Students have myriad opportunities to learn while working in courts, law firms and legal service agencies. Opportunities include:
Family Law Clinic
Students in the Family Law Clinic represent clients in a divorce case and a domestic violence case. They interview clients, prepare all pleadings, prepare clients for court appearances, represent clients in court and take all other actions necessary on the clients’ behalf. Each week clinic students meet together for 3 hours as well as meet individually with the clinic director. The cases, class discussions, assignments and other clinic work will give students a good practical overview of how to handle various family law matters. Additionally, students gain an appreciation of how the actions, communications and judgment of a person handling a family law matter affect the well-being of each member of a client’s family, not only during the course of representation, but for years to come. At the same time, students should gain an appreciation of how race, gender and class affect outcomes. In order to fully participate in the Family Law Clinic, students should qualify for 711 certification (have completed 3/5 of the credits necessary for graduation). However, in special circumstances, students can take the clinic with fewer credit hours, but they will not be able to speak in court on behalf of their clients. Private practitioner Susan C. Haddad is the director of the clinic. The Family Law Clinic counts as a practicum for the family law certificate. It is a 3-credit one-semester course. Students wishing to apply for the clinic should contact Professor Haddad (email@example.com) or pick up an application at the clinic offices, 14 E. Jackson, Room 100.
The Honorable Martha Mills, the then supervising judge of the Parentage and Child Support Court, in collaboration with attorneys and long-time restorative practitioners, Peter Newman and Elizabeth Vastine, approached the center to offer cutting edge training for law students. In a skills based class, students learn to facilitate restorative circles in child custody and child support cases. The goal is to help families involved in litigation better communicate so that they can resolve their issues without court intervention. Through hands-on practice in class and opportunities outside of the classroom, students participate in the circle process as well as facilitate (“keep”) a circle to help prepare them to co-facilitate circle processes for families referred by the Cook County Parentage and Child Support Court in the future. Other applications of the circle process in areas such as juvenile work and divorce are in the planning stages.
As a pioneering court alternative program, the restorative pilot program has been the focus of workshops presented by attorneys Peter Newman and Elizabeth Vastine at the following conferences:
- International Institute of Restorative Practices (IIRP) in Hull, England, October 2010
- Association of Conflict Resolution (ACR) in San Diego, October 2011
- Association of Family and Conciliation Courts (AFCC) in Chicago, June 2012

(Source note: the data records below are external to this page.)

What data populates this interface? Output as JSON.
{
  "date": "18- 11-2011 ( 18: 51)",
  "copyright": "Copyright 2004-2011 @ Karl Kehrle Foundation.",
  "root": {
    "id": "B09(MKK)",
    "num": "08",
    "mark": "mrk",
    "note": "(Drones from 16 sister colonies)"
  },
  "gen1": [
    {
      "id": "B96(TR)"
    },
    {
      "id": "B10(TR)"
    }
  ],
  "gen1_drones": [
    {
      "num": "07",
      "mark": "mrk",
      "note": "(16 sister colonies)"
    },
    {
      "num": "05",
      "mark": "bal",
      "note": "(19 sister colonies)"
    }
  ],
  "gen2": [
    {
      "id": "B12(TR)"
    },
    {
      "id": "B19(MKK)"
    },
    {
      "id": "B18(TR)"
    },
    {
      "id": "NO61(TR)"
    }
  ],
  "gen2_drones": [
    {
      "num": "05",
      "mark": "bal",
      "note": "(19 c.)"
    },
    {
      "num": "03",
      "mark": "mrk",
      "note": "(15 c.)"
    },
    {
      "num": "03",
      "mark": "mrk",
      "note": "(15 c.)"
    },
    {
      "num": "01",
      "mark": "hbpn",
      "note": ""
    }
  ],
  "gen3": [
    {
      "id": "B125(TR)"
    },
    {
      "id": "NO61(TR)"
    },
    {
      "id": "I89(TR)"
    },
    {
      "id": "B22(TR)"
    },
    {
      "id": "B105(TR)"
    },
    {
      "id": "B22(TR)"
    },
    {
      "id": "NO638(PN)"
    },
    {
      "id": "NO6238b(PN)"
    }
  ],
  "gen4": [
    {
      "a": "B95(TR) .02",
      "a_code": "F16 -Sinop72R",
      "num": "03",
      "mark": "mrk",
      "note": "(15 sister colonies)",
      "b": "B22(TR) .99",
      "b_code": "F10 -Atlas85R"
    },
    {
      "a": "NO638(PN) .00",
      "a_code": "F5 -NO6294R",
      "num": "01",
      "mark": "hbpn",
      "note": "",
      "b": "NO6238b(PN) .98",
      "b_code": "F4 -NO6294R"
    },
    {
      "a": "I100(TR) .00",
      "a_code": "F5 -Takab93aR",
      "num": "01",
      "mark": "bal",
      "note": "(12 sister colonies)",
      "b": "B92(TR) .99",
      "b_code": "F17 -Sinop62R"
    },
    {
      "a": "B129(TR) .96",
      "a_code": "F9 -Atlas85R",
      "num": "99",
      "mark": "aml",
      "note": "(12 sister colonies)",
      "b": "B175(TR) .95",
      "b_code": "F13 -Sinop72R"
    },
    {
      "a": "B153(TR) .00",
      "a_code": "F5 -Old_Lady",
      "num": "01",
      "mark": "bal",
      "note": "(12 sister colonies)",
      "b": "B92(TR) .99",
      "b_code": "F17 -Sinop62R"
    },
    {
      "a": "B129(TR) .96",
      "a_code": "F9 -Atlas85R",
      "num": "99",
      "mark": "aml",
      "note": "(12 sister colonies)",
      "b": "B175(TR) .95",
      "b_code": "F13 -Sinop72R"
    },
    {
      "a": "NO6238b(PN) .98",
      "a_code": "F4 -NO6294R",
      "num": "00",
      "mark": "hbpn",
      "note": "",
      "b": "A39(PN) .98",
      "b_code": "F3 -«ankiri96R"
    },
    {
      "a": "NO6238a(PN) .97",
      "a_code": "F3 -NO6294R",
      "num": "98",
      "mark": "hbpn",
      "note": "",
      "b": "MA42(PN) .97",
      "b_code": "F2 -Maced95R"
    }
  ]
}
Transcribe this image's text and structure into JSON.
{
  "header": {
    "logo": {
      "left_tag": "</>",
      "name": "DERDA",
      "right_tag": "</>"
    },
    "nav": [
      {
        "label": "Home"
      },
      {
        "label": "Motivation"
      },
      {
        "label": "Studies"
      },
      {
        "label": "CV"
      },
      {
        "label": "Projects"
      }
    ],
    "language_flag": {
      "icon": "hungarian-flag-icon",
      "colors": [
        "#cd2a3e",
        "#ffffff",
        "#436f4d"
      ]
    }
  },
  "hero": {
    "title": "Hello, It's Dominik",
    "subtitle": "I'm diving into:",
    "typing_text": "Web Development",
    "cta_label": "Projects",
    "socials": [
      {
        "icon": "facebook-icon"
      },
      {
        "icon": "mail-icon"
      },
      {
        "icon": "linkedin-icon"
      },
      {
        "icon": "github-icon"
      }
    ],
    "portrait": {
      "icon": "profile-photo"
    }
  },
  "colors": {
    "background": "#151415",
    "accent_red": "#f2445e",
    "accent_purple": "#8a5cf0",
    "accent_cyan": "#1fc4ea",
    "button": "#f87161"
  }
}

- Association of Conflict Resolution (ACR) in New Orleans, September 2012
In the past, the pilot team worked with law fellows to conduct interviews of circle participants and to compile case management reports for data collection purposes. Additionally, a law extern has worked with the pilot team to draft an article featuring the pilot and partnership for journal publication. Students have rated this innovative course as their favorite class in law school.
"This course has been enlightening. As law students, we become so caught up in the traditional approaches to resolving legal disputes that we tend to lose sight of creativity and progressive thinking."
"I feel that I have learned things in this class that no textbook or casebook would have been able to teach me. The skills I have learned or improved are valuable in any area of the law and in my life."
DePaul’s Field Placement Program, an extensive externship program at the law school, offers service-learning placements in many public service agencies. The center secures placements for students seeking experience working on child and family law issues, including but not limited to: child abuse/neglect, elder law, juvenile justice, divorce, special needs, education, guardianship, LGBTQ, sexual exploitation, domestic violence. The program is open to 2L and 3L students and requires 180 hours of fieldwork per semester. Up to 3 hours of course credit is provided for this service-learning work. Students may complete 3 separate externships.